Presynaptic NMDA receptors, cannabinoid release and LTD induction in layer 5 cells


It is widely accepted that postsynaptic NMDA receptors (NMDARs) detect coincident pre- and postsynaptic activity during the induction of timing-dependent long-term potentiation (tLTP). Less is known, however, about the mechanisms that underlie timing-dependent long-term depression (tLTD). Although induction of tLTD is known to depend on activation of NMDARs, the factors determining the temporal window for tLTD remain elusive. We set out to investigate tLTD in connected pairs of visual cortical thick-tufted layer-5 (L5) neurons.


We find that L5 tLTD changes short-term depression and the coefficient of variation consistent with presynaptic expression. The need for postsynaptic activity and the presynaptic expression imply retrograde signalling. Synthetic and endogenous agonists of the cannabinoid CB1 receptor produce depression that mimics and occludes tLTD, suggesting that the retrograde signal is an endocannabinoid. Just like tLTD, CB1 agonist-induced LTD requires presynaptic activity and NMDAR activation, but (as opposed to tLTD) it does not rely on postsynaptic Ca2+ influx.
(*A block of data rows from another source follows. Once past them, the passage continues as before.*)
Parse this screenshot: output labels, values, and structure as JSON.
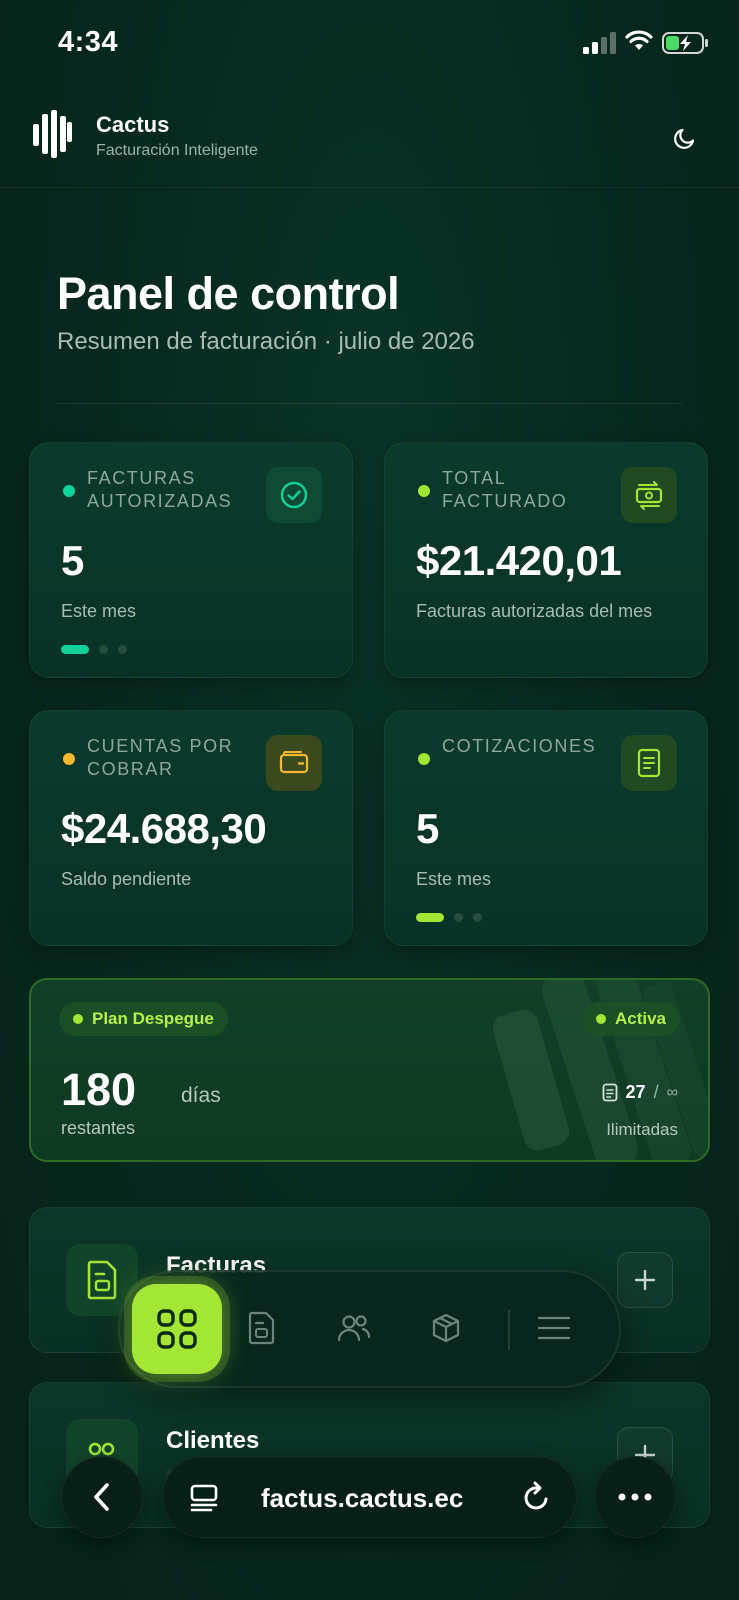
{
  "status_bar": {
    "time": "4:34"
  },
  "header": {
    "brand": "Cactus",
    "tagline": "Facturación Inteligente"
  },
  "page": {
    "title": "Panel de control",
    "subtitle": "Resumen de facturación · julio de 2026"
  },
  "cards": [
    {
      "label": "FACTURAS AUTORIZADAS",
      "value": "5",
      "note": "Este mes",
      "dot_color": "#10d39a",
      "icon": "check-circle-icon",
      "pager_active": 0,
      "pager_count": 3
    },
    {
      "label": "TOTAL FACTURADO",
      "value": "$21.420,01",
      "note": "Facturas autorizadas del mes",
      "dot_color": "#a3e635",
      "icon": "money-exchange-icon"
    },
    {
      "label": "CUENTAS POR COBRAR",
      "value": "$24.688,30",
      "note": "Saldo pendiente",
      "dot_color": "#f5b82e",
      "icon": "wallet-icon"
    },
    {
      "label": "COTIZACIONES",
      "value": "5",
      "note": "Este mes",
      "dot_color": "#a3e635",
      "icon": "document-icon",
      "pager_active": 0,
      "pager_count": 3
    }
  ],
  "plan": {
    "name": "Plan Despegue",
    "status": "Activa",
    "days": "180",
    "days_unit": "días",
    "days_label": "restantes",
    "docs_used": "27",
    "docs_sep": "/",
    "docs_limit": "∞",
    "limit_label": "Ilimitadas"
  },
  "sections": [
    {
      "title": "Facturas",
      "icon": "invoice-icon"
    },
    {
      "title": "Clientes",
      "icon": "clients-icon"
    }
  ],
  "tabbar": {
    "items": [
      "dashboard-icon",
      "invoice-icon",
      "users-icon",
      "box-icon",
      "menu-icon"
    ],
    "active": "dashboard-icon"
  },
  "browser": {
    "url": "factus.cactus.ec"
  },
  "colors": {
    "accent": "#a3e635",
    "teal": "#10d39a",
    "amber": "#f5b82e",
    "background": "#06251c"
  }
}
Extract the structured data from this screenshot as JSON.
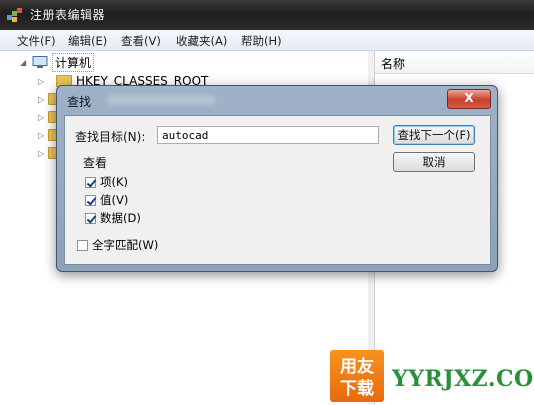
{
  "window": {
    "title": "注册表编辑器"
  },
  "menu": [
    "文件(F)",
    "编辑(E)",
    "查看(V)",
    "收藏夹(A)",
    "帮助(H)"
  ],
  "tree": {
    "root_label": "计算机",
    "first_key": "HKEY_CLASSES_ROOT"
  },
  "list": {
    "column_name": "名称"
  },
  "dialog": {
    "title": "查找",
    "close_symbol": "X",
    "target_label": "查找目标(N):",
    "target_value": "autocad",
    "find_next_label": "查找下一个(F)",
    "cancel_label": "取消",
    "look_at_label": "查看",
    "options": [
      {
        "label": "项(K)",
        "checked": true
      },
      {
        "label": "值(V)",
        "checked": true
      },
      {
        "label": "数据(D)",
        "checked": true
      }
    ],
    "match_whole": {
      "label": "全字匹配(W)",
      "checked": false
    }
  },
  "watermark": {
    "logo_text": "用友下载",
    "site": "YYRJXZ.COM"
  },
  "colors": {
    "title_bar": "#2b2b2b",
    "dialog_frame": "#8ca2b9",
    "close_button": "#c7402c",
    "watermark_orange": "#f7931e",
    "watermark_green": "#2a8f3a"
  }
}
LTD is produced only if the presynaptic neuron is active when endocannabinoid is bound to CB1 receptors. This presynaptic activity dependence relies on presynaptic NMDA autoreceptors that detect the release of glutamate. These presynaptic NMDARs are NR2B subunit-containing at an age when postsynaptic NMDARs are not. In agreement, tLTD, but not tLTP, is abolished by the NR2B-specific blocker ifenprodil.


Since LTD requires the presence of endocannabinoid, reduced rates of endocannbinoid breakdown may extend the tLTD temporal window. In agreement, blockers of endocannabinoid hydrolysis significantly increase the tLTD timing window.


In conclusion, tLTD requires simultaneous activation of presynaptic NMDA and CB1 receptors. This novel form of presynaptic coincidence detection may explain the temporal window of tLTD and may also impart synapse specificity to cannabinoid retrograde signaling.